    The general in command of the Visayas was Brig. Gen. Robert P. Hughes, a sixty year-old Civil War veteran and a long-time Inspector General, who’d served in Manila as a chief of staff to General Elwell S. Otis. . .
    Whatever his shortcomings as a person may have been, he seems to have quickly developed a coarse but effective set of tactics for dealing with conditions on the islands he’d been ordered to subdue. These were brutal and direct, and descended in all likelihood from the ones that Sherman had fathered in the Civil War South; Hughes was later said by one of his soldiers to have “burned a path 60 miles wide from one end of Panay to another” — from Iloilo to the sea. This was an exaggeration but not a joke, and the tactics it referred to set the tone for the coming campaign. Wherever Hughes’s men met opposition they were likely to retaliate, often harshly and often against civilians: burning villages, destroying livestock and applying torture at will. They were dealing not merely with insurrectos but with “Indios” — with savages — and the rules of “civilized” warfare no longer applied. This, at any rate, was what they argued later on, when the torture and the burnings became a national scandal at home.

  3. I, for one, think it is entirely reasonable to consider at length what kind of empire America can be. There is something about the American people, aside from the fact that they continue to come from all over, that pushes us toward empire.

    America’s national interest has outgrown its national pants, and it is no longer appropriate to plan our foreign policy strictly in those terms. We are too large and too powerful, and rightly or wrongly, the world does not consider us to be just another nation. We need to ponder and imperial framework for our actions.

Leave a Reply

Your email address will not be published.
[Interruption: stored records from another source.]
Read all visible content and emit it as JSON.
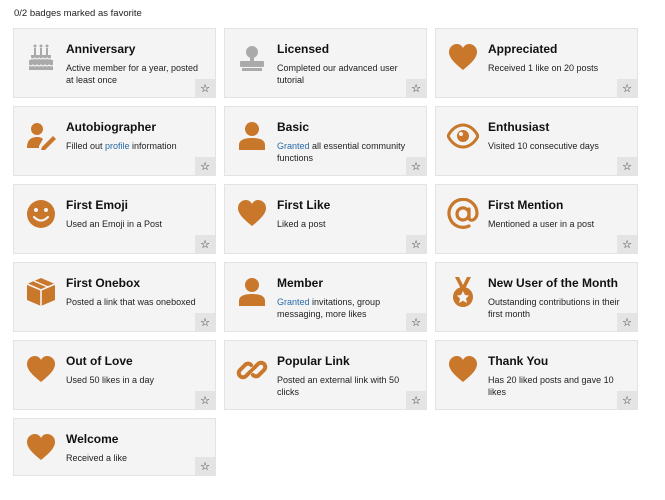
{
  "header": {
    "favorites_count": "0/2 badges marked as favorite"
  },
  "colors": {
    "accent": "#c9772b",
    "muted": "#aaaaaa",
    "link": "#2b6aa6"
  },
  "badges": [
    {
      "name": "Anniversary",
      "icon": "cake-icon",
      "desc": "Active member for a year, posted at least once",
      "granted": false
    },
    {
      "name": "Licensed",
      "icon": "certificate-icon",
      "desc": "Completed our advanced user tutorial",
      "granted": false
    },
    {
      "name": "Appreciated",
      "icon": "heart-icon",
      "desc": "Received 1 like on 20 posts",
      "granted": true
    },
    {
      "name": "Autobiographer",
      "icon": "user-edit-icon",
      "desc_link": "profile",
      "desc_pre": "Filled out ",
      "desc_post": " information",
      "granted": true
    },
    {
      "name": "Basic",
      "icon": "user-icon",
      "desc_link": "Granted",
      "desc_pre": "",
      "desc_post": " all essential community functions",
      "granted": true
    },
    {
      "name": "Enthusiast",
      "icon": "eye-icon",
      "desc": "Visited 10 consecutive days",
      "granted": true
    },
    {
      "name": "First Emoji",
      "icon": "smile-icon",
      "desc": "Used an Emoji in a Post",
      "granted": true
    },
    {
      "name": "First Like",
      "icon": "heart-icon",
      "desc": "Liked a post",
      "granted": true
    },
    {
      "name": "First Mention",
      "icon": "at-icon",
      "desc": "Mentioned a user in a post",
      "granted": true
    },
    {
      "name": "First Onebox",
      "icon": "cube-icon",
      "desc": "Posted a link that was oneboxed",
      "granted": true
    },
    {
      "name": "Member",
      "icon": "user-icon",
      "desc_link": "Granted",
      "desc_pre": "",
      "desc_post": " invitations, group messaging, more likes",
      "granted": true
    },
    {
      "name": "New User of the Month",
      "icon": "medal-icon",
      "desc": "Outstanding contributions in their first month",
      "granted": true
    },
    {
      "name": "Out of Love",
      "icon": "heart-icon",
      "desc": "Used 50 likes in a day",
      "granted": true
    },
    {
      "name": "Popular Link",
      "icon": "link-icon",
      "desc": "Posted an external link with 50 clicks",
      "granted": true
    },
    {
      "name": "Thank You",
      "icon": "heart-icon",
      "desc": "Has 20 liked posts and gave 10 likes",
      "granted": true
    },
    {
      "name": "Welcome",
      "icon": "heart-icon",
      "desc": "Received a like",
      "granted": true
    }
  ],
  "favorite_button": {
    "glyph": "☆"
  }
}
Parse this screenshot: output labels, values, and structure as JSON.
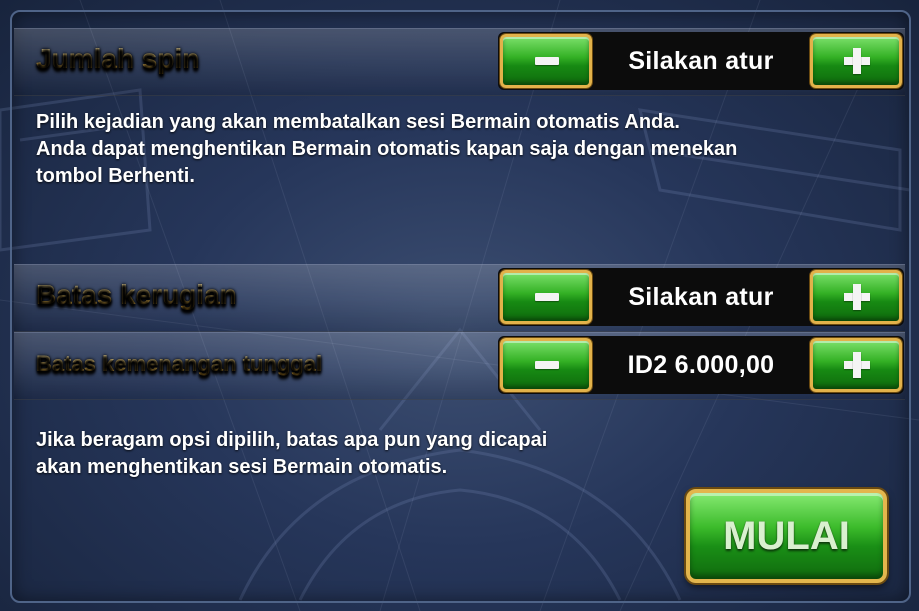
{
  "spin_count": {
    "label": "Jumlah spin",
    "value": "Silakan atur"
  },
  "spin_description": {
    "line1": "Pilih kejadian yang akan membatalkan sesi Bermain otomatis Anda.",
    "line2": "Anda dapat menghentikan Bermain otomatis kapan saja dengan menekan",
    "line3": "tombol Berhenti."
  },
  "loss_limit": {
    "label": "Batas kerugian",
    "value": "Silakan atur"
  },
  "single_win_limit": {
    "label": "Batas kemenangan tunggal",
    "value": "ID2 6.000,00"
  },
  "limits_description": {
    "line1": "Jika beragam opsi dipilih, batas apa pun yang dicapai",
    "line2": "akan menghentikan sesi Bermain otomatis."
  },
  "start_button": {
    "label": "MULAI"
  },
  "icons": {
    "minus": "minus-icon",
    "plus": "plus-icon"
  },
  "colors": {
    "label_gold": "#f4c65c",
    "button_green": "#34b125",
    "button_border": "#e2b24a",
    "panel_navy": "#26365a"
  }
}
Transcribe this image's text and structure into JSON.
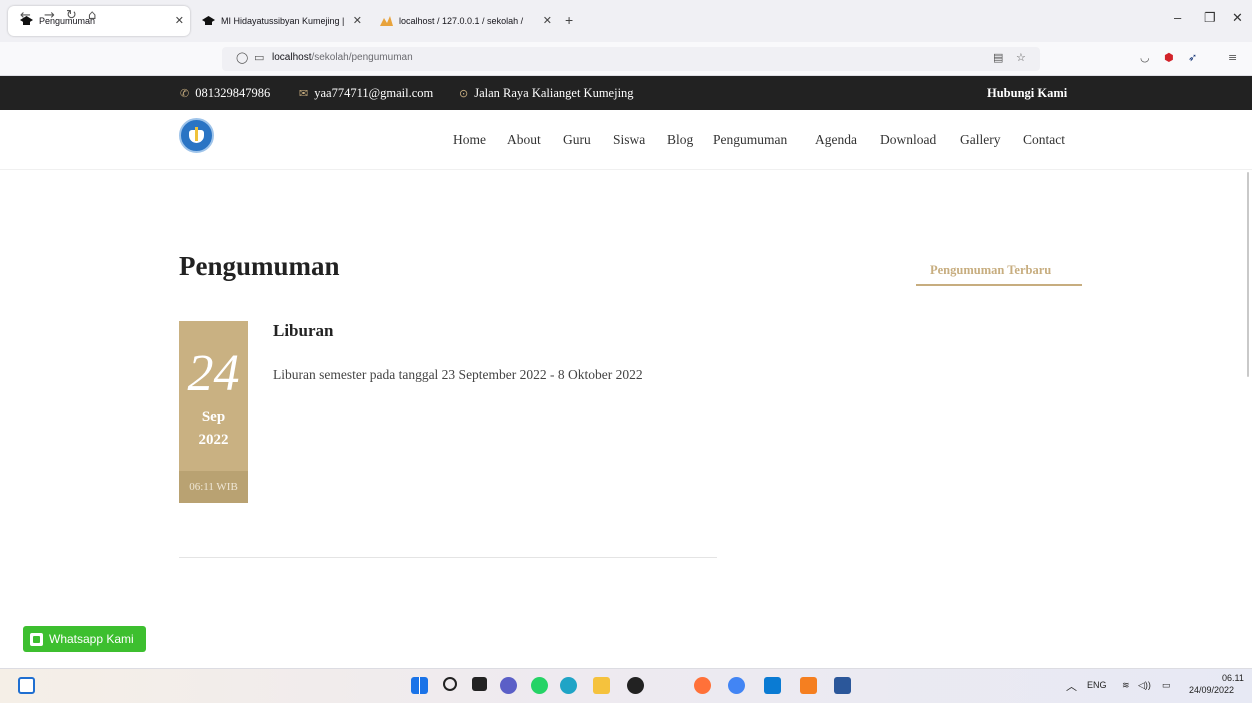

Required fields are marked *

This site uses Akismet to reduce spam. Learn how your comment data is processed.